  • Internet radio that streams data specifically formatted for the player system, for a virtually unlimited supply of musical input
  • connectivity to a computer, facilitating music editing, enhancing, and printing
  • connecting to teachers and other players anywhere in the world via the Internet

In addition to bundling some amount of music software with the purchase of their systems, most manufacturers record and separately sell software for their systems on floppies, CDs, or DVDs, or as downloads from a website. A significant caveat is that one manufacturer's software may — by design — not work unconditionally with another player's hardware.

Questions to Consider

To list and compare the wide variety of features and capabilities offered by each of the player systems would be beyond the scope of this article. However, the most significant concerns, aside from price, are the following. Ask your dealer or installer about the ones that interest or concern you.

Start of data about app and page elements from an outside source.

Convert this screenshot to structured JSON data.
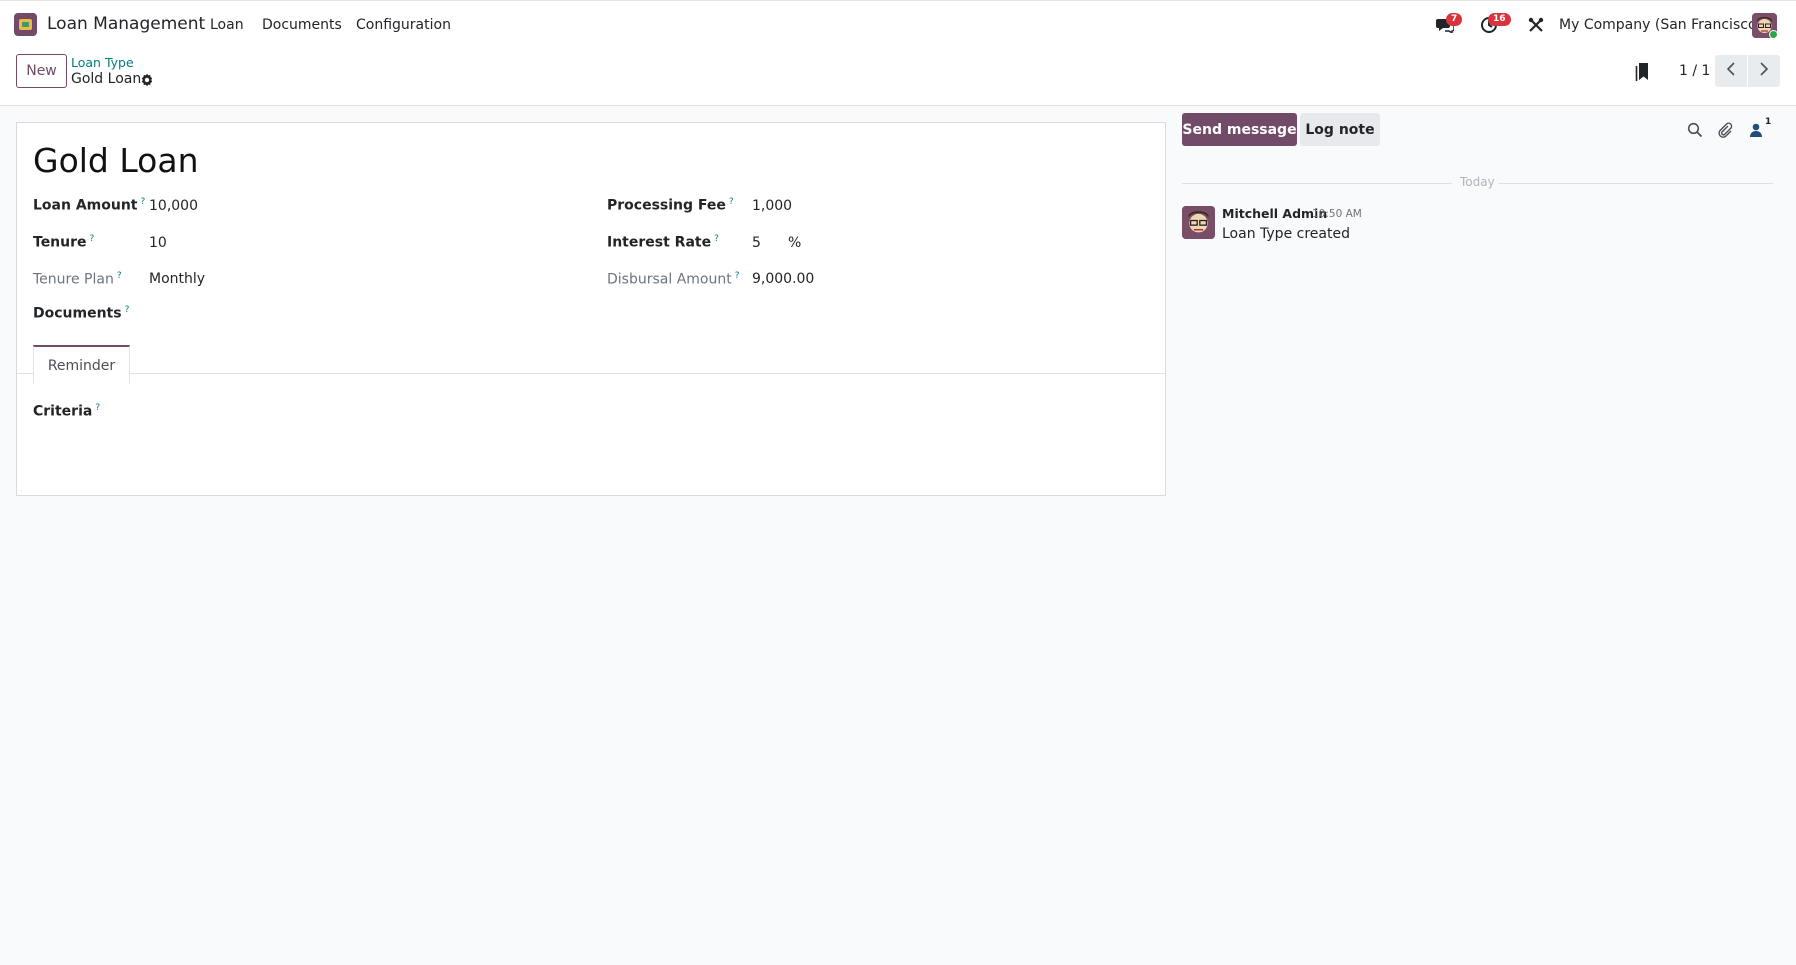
{
  "navbar": {
    "app_name": "Loan Management",
    "menu": [
      "Loan",
      "Documents",
      "Configuration"
    ],
    "messages_badge": "7",
    "activities_badge": "16",
    "company": "My Company (San Francisco)"
  },
  "control_panel": {
    "new_label": "New",
    "breadcrumb_parent": "Loan Type",
    "breadcrumb_current": "Gold Loan",
    "pager": "1 / 1"
  },
  "form": {
    "title": "Gold Loan",
    "left_fields": [
      {
        "label": "Loan Amount",
        "value": "10,000",
        "muted": false
      },
      {
        "label": "Tenure",
        "value": "10",
        "muted": false
      },
      {
        "label": "Tenure Plan",
        "value": "Monthly",
        "muted": true
      },
      {
        "label": "Documents",
        "value": "",
        "muted": false
      }
    ],
    "right_fields": [
      {
        "label": "Processing Fee",
        "value": "1,000",
        "muted": false
      },
      {
        "label": "Interest Rate",
        "value": "5",
        "suffix": "%",
        "muted": false
      },
      {
        "label": "Disbursal Amount",
        "value": "9,000.00",
        "muted": true
      }
    ],
    "help_mark": "?",
    "tab_label": "Reminder",
    "criteria_label": "Criteria"
  },
  "chatter": {
    "send_message_label": "Send message",
    "log_note_label": "Log note",
    "followers_count": "1",
    "date_separator": "Today",
    "message": {
      "author": "Mitchell Admin",
      "time": "10:50 AM",
      "body": "Loan Type created"
    }
  },
  "colors": {
    "brand": "#714B67",
    "link": "#017e84",
    "badge": "#d9333d"
  }
}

  • Installation: Can the system be installed in any piano (retrofit), or is it exclusive to a particular brand of piano? If exclusive, this will limit your options as to what brand of piano to buy.

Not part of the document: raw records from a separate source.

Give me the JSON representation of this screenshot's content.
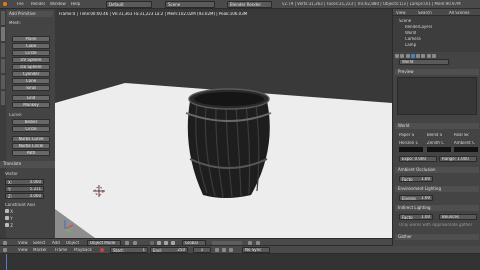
{
  "topbar": {
    "menus": [
      "File",
      "Render",
      "Window",
      "Help"
    ],
    "screen": "Default",
    "scene": "Scene",
    "engine": "Blender Render",
    "stats": "v2.79 | Verts:31,363 | Faces:31,223 | Tris:62,880 | Objects:1/3 | Lamps:0/1 | Mem:90.97M"
  },
  "toolshelf": {
    "header": "Add Primitive",
    "section_mesh": "Mesh:",
    "mesh_items": [
      "Plane",
      "Cube",
      "Circle",
      "UV Sphere",
      "Ico Sphere",
      "Cylinder",
      "Cone",
      "Torus",
      "Grid",
      "Monkey"
    ],
    "section_curve": "Curve:",
    "curve_items": [
      "Bezier",
      "Circle",
      "Nurbs Curve",
      "Nurbs Circle",
      "Path"
    ],
    "tabs": [
      "Tools",
      "Create",
      "Relations",
      "Animation",
      "Physics",
      "Grease Pencil"
    ]
  },
  "operator": {
    "header": "Translate",
    "vector_label": "Vector",
    "x_label": "X:",
    "x_value": "0.000",
    "y_label": "Y:",
    "y_value": "5.311",
    "z_label": "Z:",
    "z_value": "0.000",
    "constraint_label": "Constraint Axis",
    "checks": [
      "X",
      "Y",
      "Z"
    ]
  },
  "viewport": {
    "info": "Frame:4 | Time:00:00.46 | Ve:31,363 Fa:31,223 La:2 | Mem:102.02M (93.02M) | Peak:106.03M",
    "header_buttons": [
      "View",
      "Select",
      "Add",
      "Object"
    ],
    "mode": "Object Mode",
    "pivot": "Global"
  },
  "timeline": {
    "buttons": [
      "View",
      "Marker",
      "Frame",
      "Playback"
    ],
    "start_label": "Start:",
    "start_value": "1",
    "end_label": "End:",
    "end_value": "250",
    "current": "1",
    "sync": "No Sync"
  },
  "outliner": {
    "buttons": [
      "View",
      "Search",
      "All Scenes"
    ],
    "items": [
      "Scene",
      "RenderLayers",
      "World",
      "Camera",
      "Lamp"
    ]
  },
  "properties": {
    "world_field": "World",
    "preview_label": "Preview",
    "world_panel": "World",
    "paper_sky": "Paper S",
    "blend_sky": "Blend S",
    "real_sky": "Real Sk",
    "horizon_label": "Horizon C",
    "zenith_label": "Zenith C",
    "ambient_label": "Ambient C",
    "expo_label": "Expo: 0.000",
    "range_label": "Range: 1.000",
    "panels": [
      "Ambient Occlusion",
      "Environment Lighting",
      "Indirect Lighting",
      "Gather"
    ],
    "factor_label": "Facto",
    "factor_value": "1.00",
    "energy_label": "Energy",
    "energy_value": "1.00",
    "bounces_label": "Bounces",
    "gather_note": "Only works with Approximate gather"
  },
  "colors": {
    "viewport_bg": "#393939",
    "accent": "#4d7fc4"
  }
}
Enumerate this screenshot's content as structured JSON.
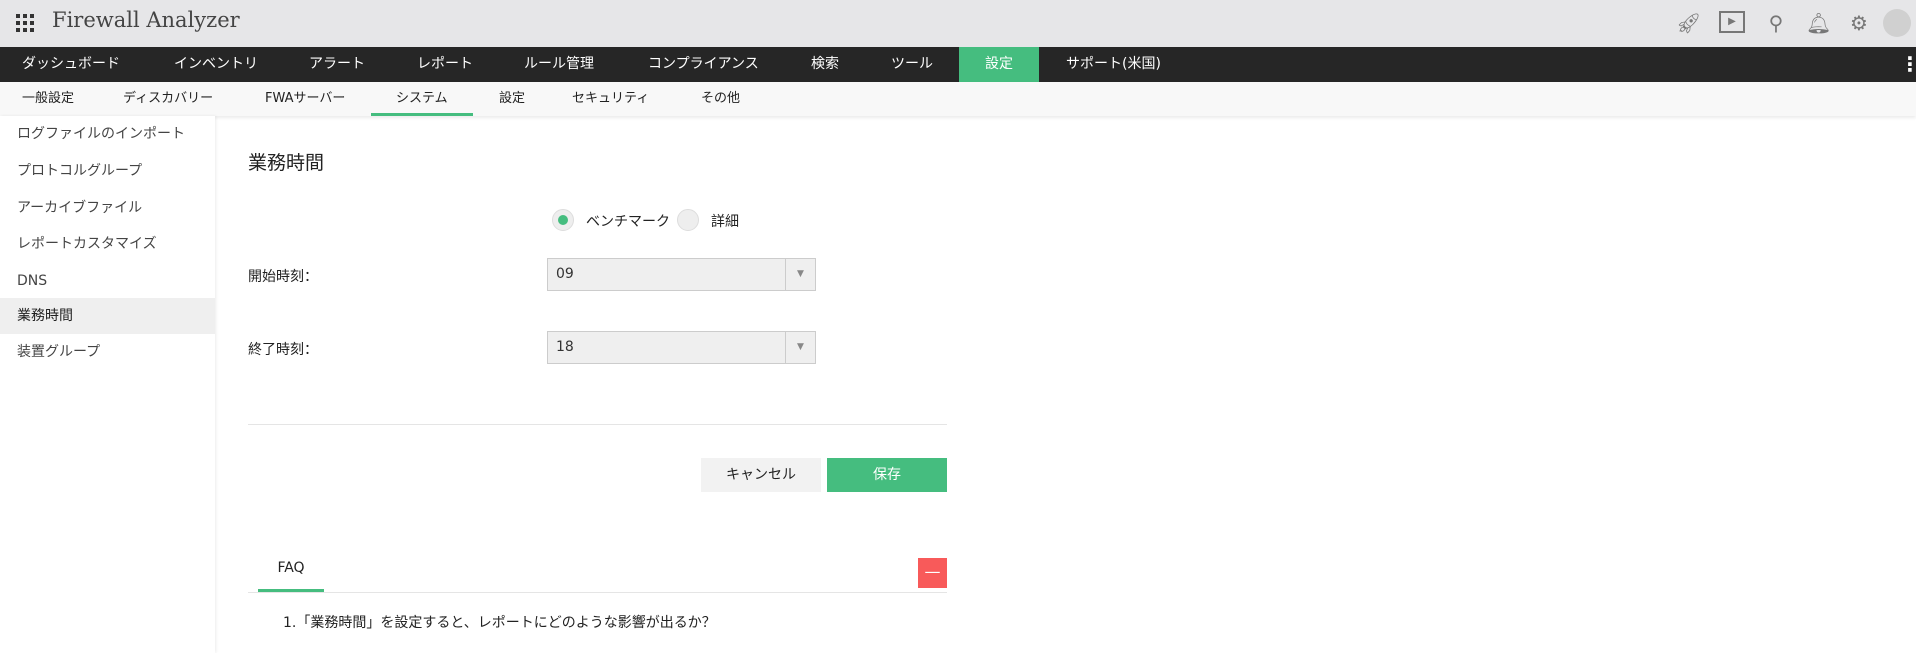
{
  "app": {
    "title": "Firewall Analyzer"
  },
  "topicons": [
    "rocket-icon",
    "presentation-icon",
    "search-icon",
    "bell-icon",
    "gear-icon",
    "avatar-icon"
  ],
  "nav": [
    "ダッシュボード",
    "インベントリ",
    "アラート",
    "レポート",
    "ルール管理",
    "コンプライアンス",
    "検索",
    "ツール",
    "設定",
    "サポート(米国)"
  ],
  "subnav": [
    "一般設定",
    "ディスカバリー",
    "FWAサーバー",
    "システム",
    "設定",
    "セキュリティ",
    "その他"
  ],
  "sidebar": [
    "ログファイルのインポート",
    "プロトコルグループ",
    "アーカイブファイル",
    "レポートカスタマイズ",
    "DNS",
    "業務時間",
    "装置グループ"
  ],
  "main": {
    "title": "業務時間",
    "radio_benchmark": "ベンチマーク",
    "radio_detail": "詳細",
    "start_label": "開始時刻：",
    "start_value": "09",
    "end_label": "終了時刻：",
    "end_value": "18",
    "cancel": "キャンセル",
    "save": "保存"
  },
  "faq": {
    "tab": "FAQ",
    "collapse": "—",
    "q1": "1.「業務時間」を設定すると、レポートにどのような影響が出るか？"
  },
  "colors": {
    "accent": "#45bd7f",
    "danger": "#f85a5a",
    "nav_bg": "#262626"
  }
}
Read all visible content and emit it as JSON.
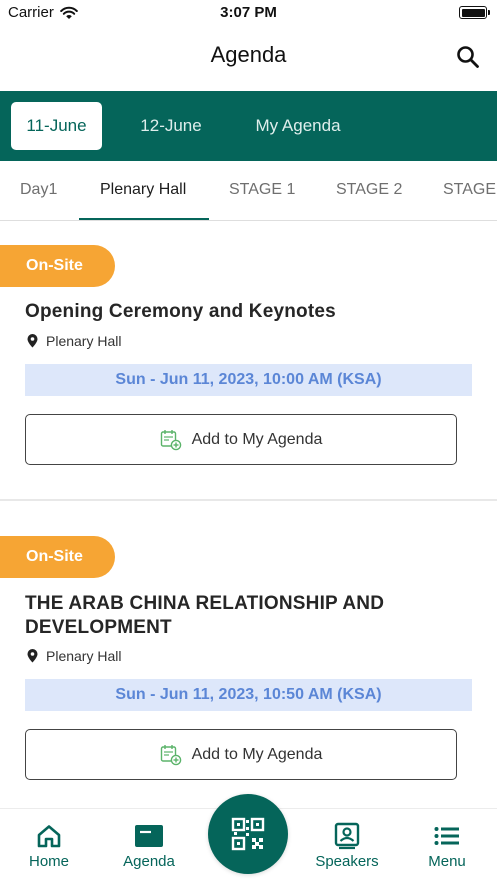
{
  "status_bar": {
    "carrier": "Carrier",
    "time": "3:07 PM"
  },
  "header": {
    "title": "Agenda"
  },
  "date_tabs": [
    {
      "label": "11-June",
      "active": true
    },
    {
      "label": "12-June",
      "active": false
    },
    {
      "label": "My Agenda",
      "active": false
    }
  ],
  "stage_tabs": [
    {
      "label": "Day1",
      "active": false
    },
    {
      "label": "Plenary Hall",
      "active": true
    },
    {
      "label": "STAGE 1",
      "active": false
    },
    {
      "label": "STAGE 2",
      "active": false
    },
    {
      "label": "STAGE",
      "active": false
    }
  ],
  "events": [
    {
      "badge": "On-Site",
      "title": "Opening Ceremony and Keynotes",
      "venue": "Plenary Hall",
      "datetime": "Sun - Jun 11, 2023, 10:00 AM (KSA)",
      "button_label": "Add to My Agenda"
    },
    {
      "badge": "On-Site",
      "title": "THE ARAB CHINA RELATIONSHIP AND DEVELOPMENT",
      "venue": "Plenary Hall",
      "datetime": "Sun - Jun 11, 2023, 10:50 AM (KSA)",
      "button_label": "Add to My Agenda"
    }
  ],
  "bottom_nav": [
    {
      "label": "Home",
      "icon": "home-icon"
    },
    {
      "label": "Agenda",
      "icon": "agenda-icon"
    },
    {
      "label": "",
      "icon": "qr-code-icon"
    },
    {
      "label": "Speakers",
      "icon": "speakers-icon"
    },
    {
      "label": "Menu",
      "icon": "menu-icon"
    }
  ],
  "colors": {
    "primary": "#05655a",
    "badge": "#f6a534",
    "date_strip_bg": "#dde7fa",
    "date_strip_text": "#5b86d6"
  }
}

  • Music Source: Do you have a preference of source of music for the system: CDs, floppies, Internet downloads, iPod, MP3 player, etc.? This will influence your choice of system brand and configuration.

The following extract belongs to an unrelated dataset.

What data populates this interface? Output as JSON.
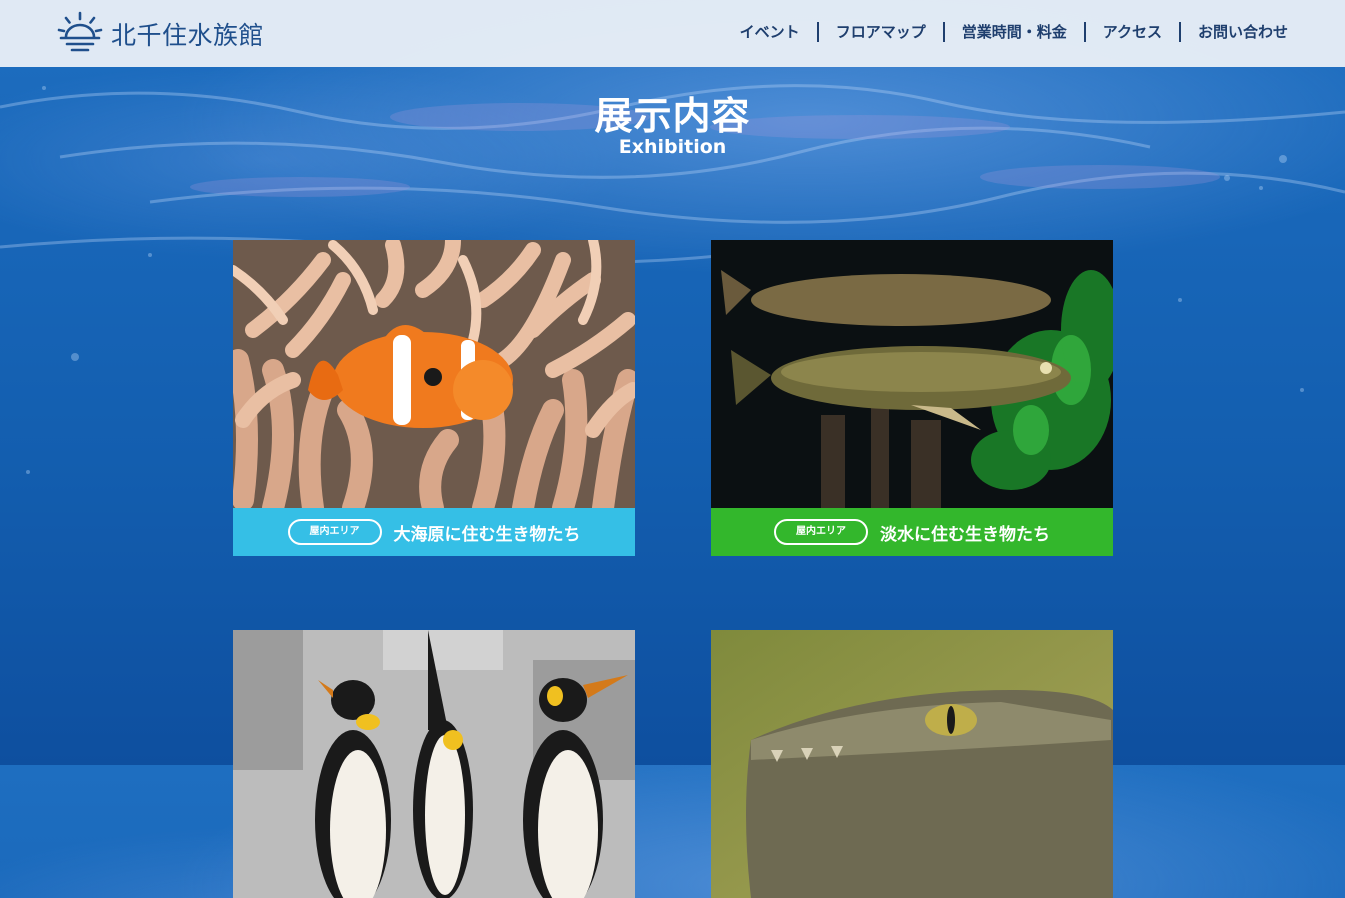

  • Recording: Do you need recording capability, or the ability to use the system as a MIDI controller? This will also allow you to play silently with headphones, or to connect to a computer to edit and transcribe music, among other benefits.
  • Wireless: Do you need to operate the system from a distance? Most systems have a wireless remote control available. Some can also be adapted for wireless transmission of music from the control box to the piano — for example, in a commercial establishment, where a CD player must be located some distance from the piano.
  • Visibility: Is it important to you that the control unit not be visible or be very unobtrusive? Some models may be more suitable in this regard than others.
  • Equipment: Do you need a system with a CD player, floppy disk drive, and/or iPod included, or will you be supplying your own? Do you need speakers or a video monitor, or will you be connecting the system to your own stereo system or home theater?
  • Memory: Do you need internal memory for data storage, or will you be using external data storage? Can external memory be connected?
  • Software Compatibility: Can it play the music libraries of other manufacturers' systems? It's important to note, however, that because competitors sometimes change their formats and encryption, the ability to play the data format of a particular competitor's software may not be guaranteed.
  • Dynamic Resolution: How many gradations of volume can the system record and play back? Most systems record and play back in 127 increments, which is more than sufficient for most uses. Some pre-recorded CDs play back with as little as 16 levels of expression — still probably enough for casual use, but you should test out the type of music you expect to listen to to see if it meets your musical expectations of dynamic range (gradations of loud and soft). A few systems can handle 1,000 or more increments. This may be desirable for high-level professional or recording applications, or for the most authentic playback of complex classical com-positions. Likewise, some have higher processor speeds that scan the system a greater number of times per second for greater resolution. Some record by sensing only key movements, while others, for greater accuracy, also sense hammershank movements.